THE SWIRLING SKIRTS OF LA BOCA
The music reverberated across the street as the dancers twirled on the pavements. Skirts rose and fell as moves became more intricate and sensual. Colourfully dressed women and suited males concentrated on parading their skills in time to the alluring beat. Touts attempted to direct the passers-by into the nearby restaurants where they could sit and watch the spectacle. La Boca is alive with the daily sounds of the tango, the world famous dance that originated in this old port section of Buenos Aires, the Argentinean capital. It is well-worth visiting!
On a recent visit to Argentina I found the colourful streets of La Boca fascinating. La Boca translates as the mouth (of the river), a natural place for a port. As the story goes, the sailors painted the old wooden sailing ships in the harbour and any left-over paint went home for use on their nearby dwellings. As the sailors were poor they welcomed any paint which meant that walls and houses often had a variety of colours. The other story that I was told was that the tango developed in the area as a dance between male sailors and only gradually the local prostitutes were added, women who were attracted to the area for the incoming ship traffic. Hence it, the tango has a dubious history and it was only when the Parisiennes took to it that the tango became the dance inextricably linked to Argentina.

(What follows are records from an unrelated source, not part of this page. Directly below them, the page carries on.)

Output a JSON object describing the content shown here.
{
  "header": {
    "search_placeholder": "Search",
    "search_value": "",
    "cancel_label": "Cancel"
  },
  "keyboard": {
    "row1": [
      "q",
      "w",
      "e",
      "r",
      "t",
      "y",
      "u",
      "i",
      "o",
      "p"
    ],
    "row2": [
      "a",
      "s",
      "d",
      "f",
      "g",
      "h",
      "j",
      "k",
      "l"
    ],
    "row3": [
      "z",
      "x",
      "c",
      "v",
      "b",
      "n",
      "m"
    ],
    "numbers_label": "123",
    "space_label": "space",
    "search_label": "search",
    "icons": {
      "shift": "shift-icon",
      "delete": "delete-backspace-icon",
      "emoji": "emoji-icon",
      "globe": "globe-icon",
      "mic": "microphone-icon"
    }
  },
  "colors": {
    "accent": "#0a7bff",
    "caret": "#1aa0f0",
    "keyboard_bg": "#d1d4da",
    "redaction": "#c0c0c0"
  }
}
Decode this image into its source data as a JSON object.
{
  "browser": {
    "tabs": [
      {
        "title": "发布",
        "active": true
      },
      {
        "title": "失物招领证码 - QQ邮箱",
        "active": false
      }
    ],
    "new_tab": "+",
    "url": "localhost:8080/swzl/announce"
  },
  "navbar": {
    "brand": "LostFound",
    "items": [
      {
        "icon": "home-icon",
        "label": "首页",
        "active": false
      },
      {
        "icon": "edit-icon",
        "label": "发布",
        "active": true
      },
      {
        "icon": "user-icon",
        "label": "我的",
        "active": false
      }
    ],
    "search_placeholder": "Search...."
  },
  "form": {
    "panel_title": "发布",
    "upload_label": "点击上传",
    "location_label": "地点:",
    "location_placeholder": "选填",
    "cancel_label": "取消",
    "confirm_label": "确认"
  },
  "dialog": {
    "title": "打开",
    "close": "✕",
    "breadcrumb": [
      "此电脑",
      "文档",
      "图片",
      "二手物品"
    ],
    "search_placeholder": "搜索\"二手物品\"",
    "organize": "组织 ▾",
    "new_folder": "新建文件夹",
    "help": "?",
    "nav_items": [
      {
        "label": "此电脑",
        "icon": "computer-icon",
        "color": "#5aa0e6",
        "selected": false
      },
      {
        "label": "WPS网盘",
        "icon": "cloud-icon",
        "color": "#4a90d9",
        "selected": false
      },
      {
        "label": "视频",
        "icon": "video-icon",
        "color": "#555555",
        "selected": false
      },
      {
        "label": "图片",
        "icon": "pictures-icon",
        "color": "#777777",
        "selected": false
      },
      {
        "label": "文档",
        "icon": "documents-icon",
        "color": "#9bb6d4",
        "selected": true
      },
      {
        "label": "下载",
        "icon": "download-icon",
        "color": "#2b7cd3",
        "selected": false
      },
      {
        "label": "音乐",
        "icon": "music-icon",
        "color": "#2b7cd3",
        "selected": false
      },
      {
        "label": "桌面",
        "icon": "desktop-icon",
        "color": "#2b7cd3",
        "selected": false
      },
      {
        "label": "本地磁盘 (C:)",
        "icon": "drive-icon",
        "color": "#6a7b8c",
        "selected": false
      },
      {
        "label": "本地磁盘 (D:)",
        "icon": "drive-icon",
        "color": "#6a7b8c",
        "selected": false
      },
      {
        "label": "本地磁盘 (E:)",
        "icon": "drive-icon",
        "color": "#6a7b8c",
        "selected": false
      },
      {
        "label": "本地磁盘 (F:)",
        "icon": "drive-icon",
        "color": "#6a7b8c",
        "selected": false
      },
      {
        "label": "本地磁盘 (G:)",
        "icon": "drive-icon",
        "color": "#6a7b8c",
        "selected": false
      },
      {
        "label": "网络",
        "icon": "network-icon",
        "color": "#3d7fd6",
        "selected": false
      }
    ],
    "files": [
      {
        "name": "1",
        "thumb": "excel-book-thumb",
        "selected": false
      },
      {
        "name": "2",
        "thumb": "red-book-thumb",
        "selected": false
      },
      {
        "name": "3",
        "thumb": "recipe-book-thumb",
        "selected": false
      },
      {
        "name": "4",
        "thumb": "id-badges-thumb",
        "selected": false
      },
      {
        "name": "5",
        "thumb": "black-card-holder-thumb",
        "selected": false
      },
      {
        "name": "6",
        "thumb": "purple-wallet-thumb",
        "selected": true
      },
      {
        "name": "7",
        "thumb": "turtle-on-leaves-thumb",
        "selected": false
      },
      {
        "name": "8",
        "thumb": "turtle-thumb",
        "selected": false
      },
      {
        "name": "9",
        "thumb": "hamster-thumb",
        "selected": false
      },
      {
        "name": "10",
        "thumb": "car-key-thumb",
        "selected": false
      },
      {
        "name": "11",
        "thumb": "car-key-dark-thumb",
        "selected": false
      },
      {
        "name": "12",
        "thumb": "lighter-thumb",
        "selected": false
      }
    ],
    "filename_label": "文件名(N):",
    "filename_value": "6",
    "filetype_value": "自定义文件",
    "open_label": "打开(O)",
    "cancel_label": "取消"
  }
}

I visited La Boca on a bicycle tour which is a very pleasant and un-demanding way to see Buenos Aires, a largely flat city. We stopped, parked our bikes, and wandered among the visitors on Calle Caminito, La Boca’s main thoroughfare. Cafes, street art vendors, dancers and the inevitable T-shirt shop were evident, with the colours of the local (and famous, as the club of Maradona) Boca Juniors Football team most prominent. For anyone interested in the football culture of Argentina it is worth popping in to the nearby stadium, known affectionately as ‘La Bombonera’ (the chocolate box). I was there during the World Cup, at a time when Argentina was still in the competition, and the museum/stadium tour was very popular. The steep-sided stadium is like a cauldron on match day and there is a simulation of this fútbol experience in an octagonal room in which visitors are surrounded, through video images, by the cacophony of sound and action that is the norm.
Nearby San Telmo was certainly worth a visit as we cycled our way back towards Retiro and the Microcentro. The barrios, or districts, of Buenos Aires all have their own distinct ‘feel’. San Telmo’s cobbled streets and art nouveau buildings (some of which are cafes or bars) have a quaintness about them, of good times in the past. Its hundreds of small shops are crammed with antiques and curios. There is a sense of history when we enter the Plaza de Mayo, bordered on one side by the Casa Rosada (the Pink House), famous as the Presidential Residence of Eva Peron’s husband. The Plaza is the site of the regular vigils of the mothers who have sought accountability for the disappearances for up to 30,000 people in the 1976-83 ‘Dirty War’.
Buenos Aires is an easy city to get around, with city buses, an extensive underground and suburban train lines all running efficiently. It is an interesting modern city with much to offer. There are a variety of different restaurants with the parrilla (a grill restaurant), of which there are hundreds, the most common. A carne asada is regarded as one of the best meat dishes in the world, and this can be washed down by some great Argentinean wines (Malbec in particular).
Not only is Buenos Aires a great city to visit, it is also a base from which to visit more of Argentina. Day trips from the city can include a visit to an Estancia (rural estate) or to the nearby delta region of Tigres for a boat trip among the islands. The estancia I visited gave visitors an insight into traditional Argentinean life on the pampas, with gauchos parading their skills, both on a horse and on the dance floor.
Further afield, visitors can visit the magnificent Iguacu Falls, one of the world’s great natural wonders. Here the 3 kilometre-wide Iguacu River plunges, in over 275 cascades, into a series of gorges. It is must-see for any discerning traveller- probably the greatest water fall in the world. Also from Buenos Aires visitors can fly to the Argentinean cities of Bariloche (a little Switzerland transferred to the foothills of the Andes) and to Salta, an interesting Spanish colonial city, with a proximity to Andean Indian villages and the famous Humahuaca Canyon (another Grand Canyon).
Argentina is definitely worth a visit!
For more details and information, contact Viv, your local South American specialist.